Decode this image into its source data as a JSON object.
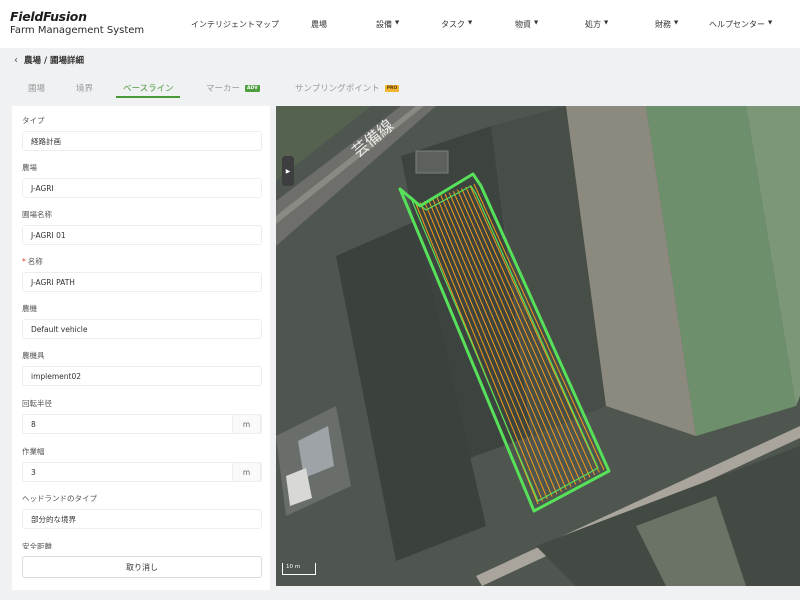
{
  "header": {
    "brand": "FieldFusion",
    "subtitle": "Farm Management System",
    "nav": [
      {
        "label": "インテリジェントマップ",
        "dropdown": false
      },
      {
        "label": "農場",
        "dropdown": false
      },
      {
        "label": "設備",
        "dropdown": true
      },
      {
        "label": "タスク",
        "dropdown": true
      },
      {
        "label": "物資",
        "dropdown": true
      },
      {
        "label": "処方",
        "dropdown": true
      },
      {
        "label": "財務",
        "dropdown": true
      },
      {
        "label": "ヘルプセンター",
        "dropdown": true
      }
    ]
  },
  "breadcrumb": {
    "back_icon": "chevron-left-icon",
    "text": "農場 / 圃場詳細"
  },
  "tabs": [
    {
      "label": "圃場",
      "active": false,
      "badge": ""
    },
    {
      "label": "境界",
      "active": false,
      "badge": ""
    },
    {
      "label": "ベースライン",
      "active": true,
      "badge": ""
    },
    {
      "label": "マーカー",
      "active": false,
      "badge": "ADV"
    },
    {
      "label": "サンプリングポイント",
      "active": false,
      "badge": "PRO"
    }
  ],
  "form": {
    "fields": [
      {
        "label": "タイプ",
        "value": "経路計画",
        "unit": "",
        "required": false
      },
      {
        "label": "農場",
        "value": "J-AGRI",
        "unit": "",
        "required": false
      },
      {
        "label": "圃場名称",
        "value": "J-AGRI 01",
        "unit": "",
        "required": false
      },
      {
        "label": "名称",
        "value": "J-AGRI PATH",
        "unit": "",
        "required": true
      },
      {
        "label": "農機",
        "value": "Default vehicle",
        "unit": "",
        "required": false
      },
      {
        "label": "農機具",
        "value": "implement02",
        "unit": "",
        "required": false
      },
      {
        "label": "回転半径",
        "value": "8",
        "unit": "m",
        "required": false
      },
      {
        "label": "作業幅",
        "value": "3",
        "unit": "m",
        "required": false
      },
      {
        "label": "ヘッドランドのタイプ",
        "value": "部分的な境界",
        "unit": "",
        "required": false
      },
      {
        "label": "安全距離",
        "value": "",
        "unit": "",
        "required": false
      }
    ],
    "cancel_label": "取り消し"
  },
  "map": {
    "road_label": "芸備線",
    "scale_label": "10 m",
    "collapse_icon": "caret-right-icon",
    "boundary_color": "#57e05a",
    "path_color": "#f29d1a"
  },
  "colors": {
    "accent": "#4a9a3a"
  }
}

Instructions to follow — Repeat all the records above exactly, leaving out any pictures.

Answer space —
Decode this image into its source data as a JSON object.
{
  "header": {
    "brand": "FieldFusion",
    "subtitle": "Farm Management System",
    "nav": [
      {
        "label": "インテリジェントマップ",
        "dropdown": false
      },
      {
        "label": "農場",
        "dropdown": false
      },
      {
        "label": "設備",
        "dropdown": true
      },
      {
        "label": "タスク",
        "dropdown": true
      },
      {
        "label": "物資",
        "dropdown": true
      },
      {
        "label": "処方",
        "dropdown": true
      },
      {
        "label": "財務",
        "dropdown": true
      },
      {
        "label": "ヘルプセンター",
        "dropdown": true
      }
    ]
  },
  "breadcrumb": {
    "back_icon": "chevron-left-icon",
    "text": "農場 / 圃場詳細"
  },
  "tabs": [
    {
      "label": "圃場",
      "active": false,
      "badge": ""
    },
    {
      "label": "境界",
      "active": false,
      "badge": ""
    },
    {
      "label": "ベースライン",
      "active": true,
      "badge": ""
    },
    {
      "label": "マーカー",
      "active": false,
      "badge": "ADV"
    },
    {
      "label": "サンプリングポイント",
      "active": false,
      "badge": "PRO"
    }
  ],
  "form": {
    "fields": [
      {
        "label": "タイプ",
        "value": "経路計画",
        "unit": "",
        "required": false
      },
      {
        "label": "農場",
        "value": "J-AGRI",
        "unit": "",
        "required": false
      },
      {
        "label": "圃場名称",
        "value": "J-AGRI 01",
        "unit": "",
        "required": false
      },
      {
        "label": "名称",
        "value": "J-AGRI PATH",
        "unit": "",
        "required": true
      },
      {
        "label": "農機",
        "value": "Default vehicle",
        "unit": "",
        "required": false
      },
      {
        "label": "農機具",
        "value": "implement02",
        "unit": "",
        "required": false
      },
      {
        "label": "回転半径",
        "value": "8",
        "unit": "m",
        "required": false
      },
      {
        "label": "作業幅",
        "value": "3",
        "unit": "m",
        "required": false
      },
      {
        "label": "ヘッドランドのタイプ",
        "value": "部分的な境界",
        "unit": "",
        "required": false
      },
      {
        "label": "安全距離",
        "value": "",
        "unit": "",
        "required": false
      }
    ],
    "cancel_label": "取り消し"
  },
  "map": {
    "road_label": "芸備線",
    "scale_label": "10 m",
    "collapse_icon": "caret-right-icon",
    "boundary_color": "#57e05a",
    "path_color": "#f29d1a"
  },
  "colors": {
    "accent": "#4a9a3a"
  }
}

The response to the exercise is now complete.